EM Reapy is a Mayo writer and has an MA in Creative Writing from Queen’s University, Belfast. In 2012, she was chosen as Tyrone Guthrie’s Exchange Irish Writer to Varuna Writers’ House Sydney. She edits wordlegs.com and is director of Shore Writers’ Festival in Enniscrone. In November, in collaboration with Doire Press, she compiled and edited ’30 under 30′ an anthology collection of young Irish writing. She is redrafting a feature length script at present.
By EM Reapy
He’s down from Dublin for the weekend. Isn’t he fucking mighty? Coming home one wet weekend for the summer. And Mam and the auld lad have the house cleaned and the steak and onions chopped. The carrot soup is bubbling over the pot. He’s bringing a friend, he says.
Mam is wearing a silky green scarf and I’ve never seen it before. She’s humming and spraying air freshener and has put the dogs out since yesterday. They bark and scratch the back door and every so often she lets a roar out to stop them.
A friend, he says.
The auld lad made me do the farm alone earlier. Made me do it so he could go down town to the Credit Union and take out a little present for him. He says it’s what a father does for his eldest. A son who’s making his way in the city. Socializing with other guards. Politicians. Bankers. I said he has loads of money, wouldn’t we be as well galvanising the old turf shed and making use of it again. The auld lad told me to stop being a miserable bastard.
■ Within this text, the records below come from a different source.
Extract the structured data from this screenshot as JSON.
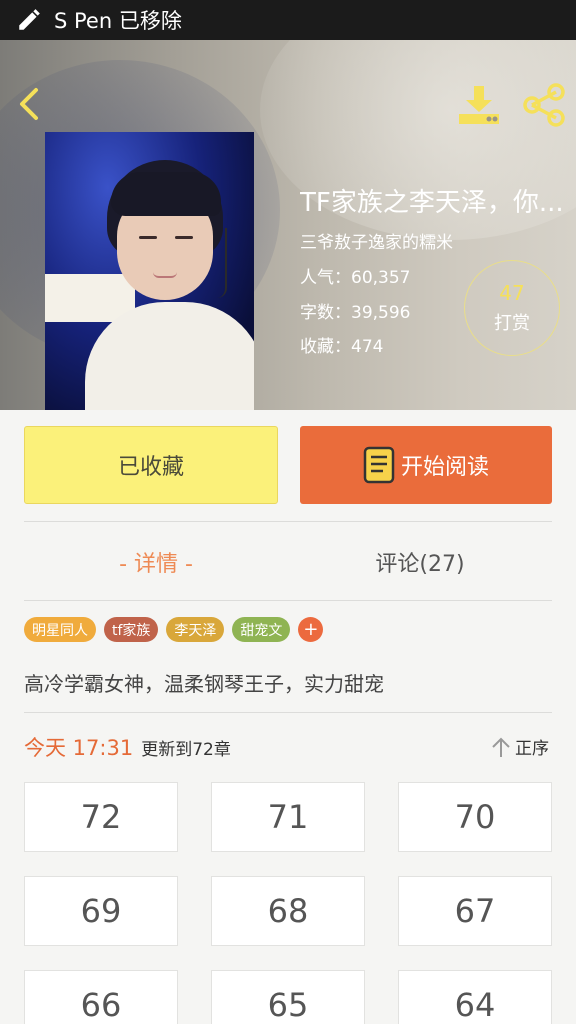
{
  "status_bar": {
    "text": "S Pen 已移除",
    "icon": "pen-icon"
  },
  "header": {
    "back_icon": "chevron-left-icon",
    "download_icon": "download-icon",
    "share_icon": "share-icon",
    "accent_color": "#f5e05a"
  },
  "book": {
    "title": "TF家族之李天泽，你...",
    "author": "三爷敖子逸家的糯米",
    "popularity": "人气：60,357",
    "word_count": "字数：39,596",
    "favorites": "收藏：474"
  },
  "tip": {
    "count": "47",
    "label": "打赏"
  },
  "actions": {
    "favorite_label": "已收藏",
    "favorite_color": "#fbf17a",
    "read_label": "开始阅读",
    "read_color": "#ea6c3b"
  },
  "tabs": {
    "detail": "- 详情 -",
    "comments": "评论(27)"
  },
  "tags": [
    {
      "label": "明星同人",
      "color": "#f0ab3c"
    },
    {
      "label": "tf家族",
      "color": "#c0634a"
    },
    {
      "label": "李天泽",
      "color": "#d9a73a"
    },
    {
      "label": "甜宠文",
      "color": "#8fb453"
    }
  ],
  "tag_add": {
    "label": "+",
    "color": "#ec6a3e"
  },
  "description": "高冷学霸女神，温柔钢琴王子，实力甜宠",
  "update": {
    "time": "今天 17:31",
    "info": "更新到72章",
    "sort_label": "正序",
    "sort_icon": "arrow-up-icon"
  },
  "chapters": [
    "72",
    "71",
    "70",
    "69",
    "68",
    "67",
    "66",
    "65",
    "64"
  ]
}
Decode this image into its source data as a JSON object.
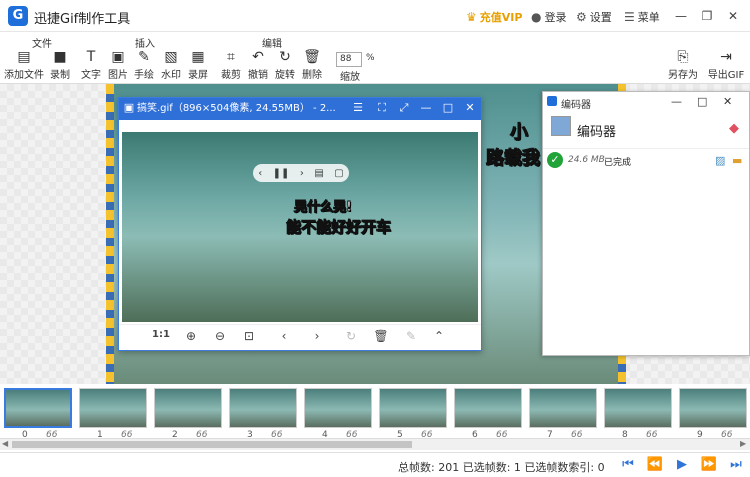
{
  "app": {
    "title": "迅捷Gif制作工具",
    "logo": "G"
  },
  "titlebar": {
    "vip": "充值VIP",
    "login": "登录",
    "settings": "设置",
    "menu": "菜单"
  },
  "toolbar": {
    "groups": {
      "file": "文件",
      "insert": "插入",
      "edit": "编辑"
    },
    "add_file": "添加文件",
    "record": "录制",
    "text": "文字",
    "image": "图片",
    "draw": "手绘",
    "watermark": "水印",
    "screen_record": "录屏",
    "crop": "裁剪",
    "undo": "撤销",
    "rotate": "旋转",
    "delete": "删除",
    "zoom_value": "88",
    "zoom_unit": "%",
    "zoom_label": "缩放",
    "save_as": "另存为",
    "export_gif": "导出GIF"
  },
  "viewer": {
    "title": "搞笑.gif（896×504像素, 24.55MB） - 2...",
    "caption1": "晃什么晃!",
    "caption2": "能不能好好开车",
    "ratio_label": "1:1"
  },
  "main_caption": {
    "line1": "小",
    "line2": "路载我"
  },
  "encoder": {
    "window_title": "编码器",
    "header": "编码器",
    "size": "24.6 MB",
    "status": "已完成"
  },
  "frames": [
    {
      "num": "0",
      "ms": "66 ms"
    },
    {
      "num": "1",
      "ms": "66 ms"
    },
    {
      "num": "2",
      "ms": "66 ms"
    },
    {
      "num": "3",
      "ms": "66 ms"
    },
    {
      "num": "4",
      "ms": "66 ms"
    },
    {
      "num": "5",
      "ms": "66 ms"
    },
    {
      "num": "6",
      "ms": "66 ms"
    },
    {
      "num": "7",
      "ms": "66 ms"
    },
    {
      "num": "8",
      "ms": "66 ms"
    },
    {
      "num": "9",
      "ms": "66 ms"
    }
  ],
  "status": {
    "text": "总帧数: 201   已选帧数: 1   已选帧数索引: 0"
  },
  "colors": {
    "accent": "#2f74d8",
    "vip": "#e8a000",
    "done": "#22a33a"
  }
}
A friend, he says.
I have friends. I brought the Lynskey girl home one Saturday night and rode her. She woke up with fluffy hair, put on denim shorts too short for a Sunday morning. She walked out barefoot holding her black high heels in her hands and she waved a bye as she went out the drive, doing the walk of shame until her younger brother collected her in his boy racer Fiesta. And I told Mam I had a girlfriend when we sat down for the breakfast. I sawed off half a sausage and stabbed it into the egg yoke. The yellow overflowed on the plate.
Mam said was it that tramp from last night? A good girlfriend wouldn’t let that kind of thing happen under any parent’s roof. No matter how persuasive the fella might be. That girl’s family wouldn’t have taught her manners anyway, the auld lad said. Not with a father like hers. Did I not know the father tried to screw our family out of four acres by planting hedges on our side of the back fields? Well he did, back in the seventies. He got a slap for it too off the auld lad. And Mam had a show down with Mrs. Lynskey after Christmas mass a few years back. Mrs. Lynskey with her stoat wrap, Chanel No. 5 and sherry leaking out of her. Mam said she needed to be brought back to earth.
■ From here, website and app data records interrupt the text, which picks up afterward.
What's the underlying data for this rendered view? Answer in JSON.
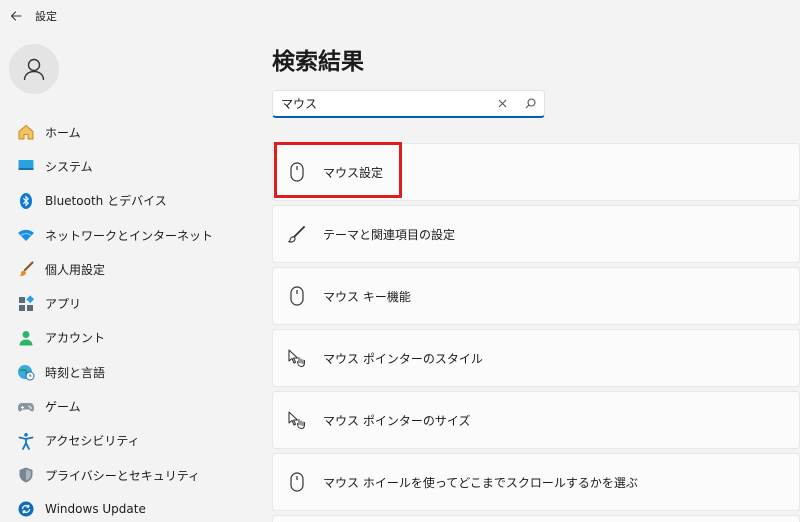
{
  "window": {
    "title": "設定"
  },
  "sidebar": {
    "items": [
      {
        "label": "ホーム",
        "icon": "home-icon"
      },
      {
        "label": "システム",
        "icon": "system-icon"
      },
      {
        "label": "Bluetooth とデバイス",
        "icon": "bluetooth-icon"
      },
      {
        "label": "ネットワークとインターネット",
        "icon": "network-icon"
      },
      {
        "label": "個人用設定",
        "icon": "brush-icon"
      },
      {
        "label": "アプリ",
        "icon": "apps-icon"
      },
      {
        "label": "アカウント",
        "icon": "account-icon"
      },
      {
        "label": "時刻と言語",
        "icon": "globe-clock-icon"
      },
      {
        "label": "ゲーム",
        "icon": "gamepad-icon"
      },
      {
        "label": "アクセシビリティ",
        "icon": "accessibility-icon"
      },
      {
        "label": "プライバシーとセキュリティ",
        "icon": "shield-icon"
      },
      {
        "label": "Windows Update",
        "icon": "update-icon"
      }
    ]
  },
  "main": {
    "title": "検索結果",
    "search": {
      "value": "マウス"
    },
    "results": [
      {
        "label": "マウス設定",
        "icon": "mouse-icon"
      },
      {
        "label": "テーマと関連項目の設定",
        "icon": "pen-icon"
      },
      {
        "label": "マウス キー機能",
        "icon": "mouse-icon"
      },
      {
        "label": "マウス ポインターのスタイル",
        "icon": "pointer-icon"
      },
      {
        "label": "マウス ポインターのサイズ",
        "icon": "pointer-icon"
      },
      {
        "label": "マウス ホイールを使ってどこまでスクロールするかを選ぶ",
        "icon": "mouse-icon"
      }
    ]
  },
  "colors": {
    "accent": "#005fb8",
    "highlight": "#e01c1c",
    "background": "#f3f3f3"
  }
}
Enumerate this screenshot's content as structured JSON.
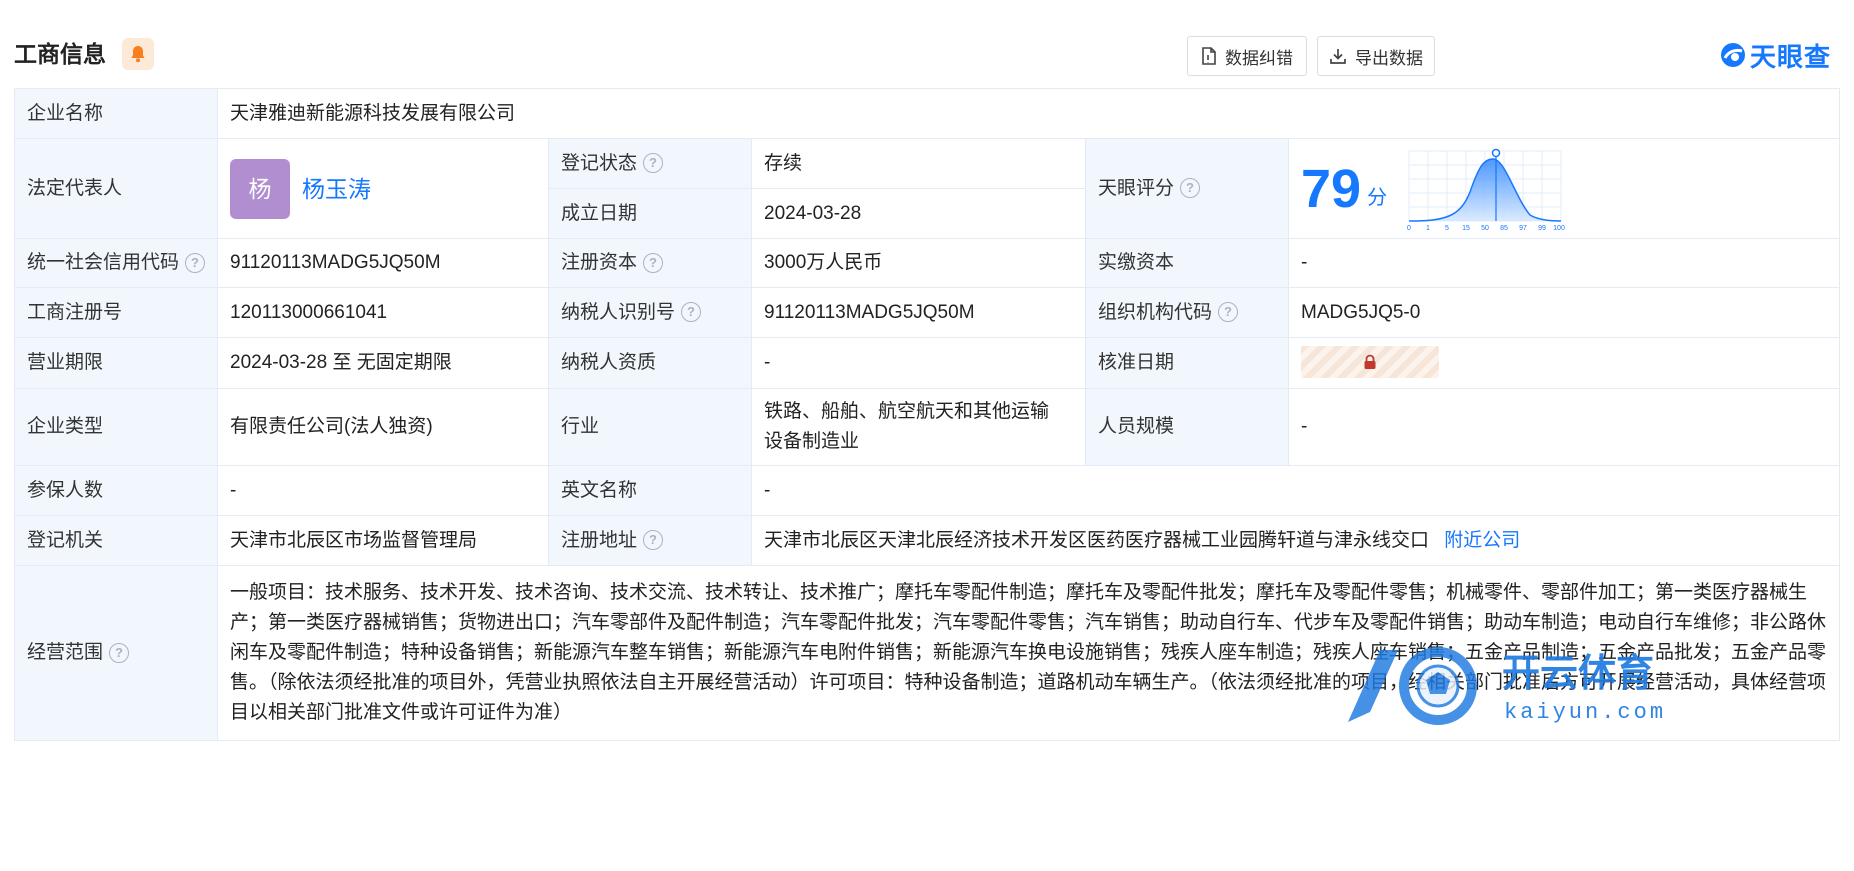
{
  "header": {
    "title": "工商信息",
    "icon": "bell-icon",
    "buttons": {
      "correct_label": "数据纠错",
      "export_label": "导出数据"
    },
    "logo_text": "天眼查",
    "accent": "#1677ff"
  },
  "company": {
    "name_label": "企业名称",
    "name_value": "天津雅迪新能源科技发展有限公司",
    "legal_rep_label": "法定代表人",
    "legal_rep_avatar": "杨",
    "legal_rep_name": "杨玉涛",
    "status_label": "登记状态",
    "status_value": "存续",
    "found_date_label": "成立日期",
    "found_date_value": "2024-03-28",
    "score_label": "天眼评分",
    "score_value": "79",
    "score_unit": "分",
    "score_axis": [
      "0",
      "1",
      "5",
      "15",
      "50",
      "85",
      "97",
      "99",
      "100"
    ],
    "credit_code_label": "统一社会信用代码",
    "credit_code_value": "91120113MADG5JQ50M",
    "reg_capital_label": "注册资本",
    "reg_capital_value": "3000万人民币",
    "paid_capital_label": "实缴资本",
    "paid_capital_value": "-",
    "reg_no_label": "工商注册号",
    "reg_no_value": "120113000661041",
    "taxpayer_id_label": "纳税人识别号",
    "taxpayer_id_value": "91120113MADG5JQ50M",
    "org_code_label": "组织机构代码",
    "org_code_value": "MADG5JQ5-0",
    "term_label": "营业期限",
    "term_value": "2024-03-28 至 无固定期限",
    "taxpayer_qual_label": "纳税人资质",
    "taxpayer_qual_value": "-",
    "approve_date_label": "核准日期",
    "type_label": "企业类型",
    "type_value": "有限责任公司(法人独资)",
    "industry_label": "行业",
    "industry_value": "铁路、船舶、航空航天和其他运输设备制造业",
    "staff_size_label": "人员规模",
    "staff_size_value": "-",
    "insured_label": "参保人数",
    "insured_value": "-",
    "english_name_label": "英文名称",
    "english_name_value": "-",
    "authority_label": "登记机关",
    "authority_value": "天津市北辰区市场监督管理局",
    "address_label": "注册地址",
    "address_value": "天津市北辰区天津北辰经济技术开发区医药医疗器械工业园腾轩道与津永线交口",
    "nearby_link": "附近公司",
    "scope_label": "经营范围",
    "scope_value": "一般项目：技术服务、技术开发、技术咨询、技术交流、技术转让、技术推广；摩托车零配件制造；摩托车及零配件批发；摩托车及零配件零售；机械零件、零部件加工；第一类医疗器械生产；第一类医疗器械销售；货物进出口；汽车零部件及配件制造；汽车零配件批发；汽车零配件零售；汽车销售；助动自行车、代步车及零配件销售；助动车制造；电动自行车维修；非公路休闲车及零配件制造；特种设备销售；新能源汽车整车销售；新能源汽车电附件销售；新能源汽车换电设施销售；残疾人座车制造；残疾人座车销售；五金产品制造；五金产品批发；五金产品零售。（除依法须经批准的项目外，凭营业执照依法自主开展经营活动）许可项目：特种设备制造；道路机动车辆生产。（依法须经批准的项目，经相关部门批准后方可开展经营活动，具体经营项目以相关部门批准文件或许可证件为准）"
  },
  "watermark": {
    "brand_text": "开云体育",
    "domain_text": "kaiyun.com"
  }
}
Then the auld lad said not to be mixing with that tight arse’s daughter as he cleared his throat into the fire. Mam agreed and shoved an apple tart into the oven.
I texted the Lynskey girl for a few weeks and met her in Flanagan’s pub on Friday and Saturday night, got the shift and the wank after the lock in. But she would never be good enough so I never brought her back again.
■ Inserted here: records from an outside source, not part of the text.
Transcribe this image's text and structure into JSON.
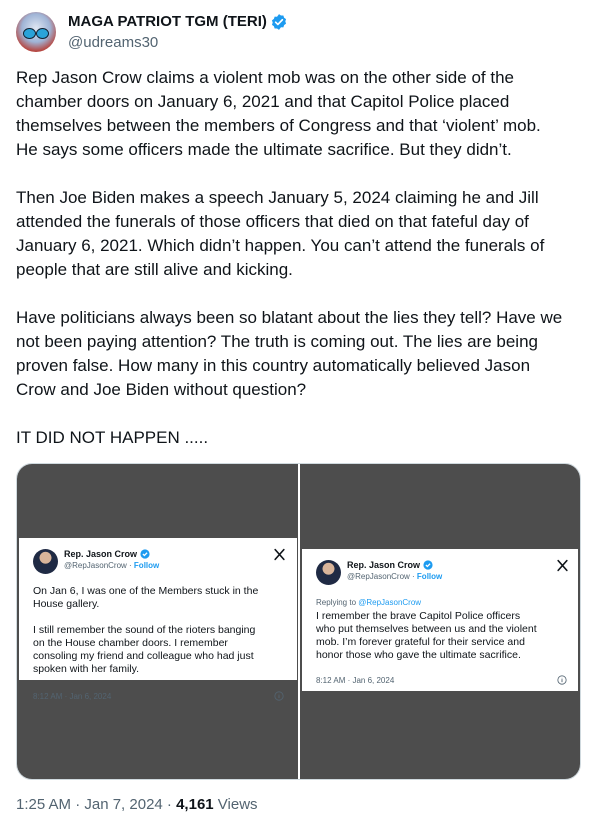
{
  "tweet": {
    "display_name": "MAGA PATRIOT TGM (TERI)",
    "handle": "@udreams30",
    "text": "Rep Jason Crow claims a violent mob was on the other side of the\nchamber doors on January 6, 2021 and that Capitol Police placed\nthemselves between the members of Congress and that ‘violent’ mob.\nHe says some officers made the ultimate sacrifice. But they didn’t.\n\nThen Joe Biden makes a speech January 5, 2024 claiming he and Jill\nattended the funerals of those officers that died on that fateful day of\nJanuary 6, 2021. Which didn’t happen. You can’t attend the funerals of\npeople that are still alive and kicking.\n\nHave politicians always been so blatant about the lies they tell? Have we\nnot been paying attention? The truth is coming out. The lies are being\nproven false. How many in this country automatically believed Jason\nCrow and Joe Biden without question?\n\nIT DID NOT HAPPEN .....",
    "timestamp": "1:25 AM · Jan 7, 2024 · ",
    "views_count": "4,161",
    "views_label": " Views",
    "verified_color": "#1d9bf0"
  },
  "media": [
    {
      "name": "Rep. Jason Crow",
      "handle": "@RepJasonCrow · ",
      "follow": "Follow",
      "text": "On Jan 6, I was one of the Members stuck in the\nHouse gallery.\n\nI still remember the sound of the rioters banging\non the House chamber doors. I remember\nconsoling my friend and colleague who had just\nspoken with her family.",
      "time": "8:12 AM · Jan 6, 2024"
    },
    {
      "name": "Rep. Jason Crow",
      "handle": "@RepJasonCrow · ",
      "follow": "Follow",
      "replying_prefix": "Replying to ",
      "replying_to": "@RepJasonCrow",
      "text": "I remember the brave Capitol Police officers\nwho put themselves between us and the violent\nmob. I’m forever grateful for their service and\nhonor those who gave the ultimate sacrifice.",
      "time": "8:12 AM · Jan 6, 2024"
    }
  ]
}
The auld lad tells me to smarten up. Have a shower and don’t be embarrassing the brother when he gets in. The cow shite under my nails and the three day shadow on my cheeks. I change into a clean blue shirt and jeans and scrub my hands but I don’t shave.
What time are they even coming? I ask and Mam tells me to hush and to get the Budweiser from out of the cold house.
I hope there’s enough in a crate, she says.
I sigh and stomp towards the door. The dogs run inside and go wild, hopping all over the couches and onto Mam and she eats me for it.
I whistle and shout. Misty, Sam, out with ye. Out.
And I go out with them.
I get the crate of cans, get pissed wet with the rain slamming down and lumber back into the house. I warm my hands up in front of the hearth. Mam tells me to put more coal on.
There’s a beep outside and the flash of headlights. He pulls up the driveway in his red Japanese motor. Mam is squealing and the auld lad’s gone to the front door.
Out he hops, ducking from the rain to the passenger side. He opens it and Mam holds up the net curtain and is straining to look at the passenger.
My jaw drops. I laugh.
Is that the friend? I say and wonder will Mam and Dad be impressed with this Lynskey sister.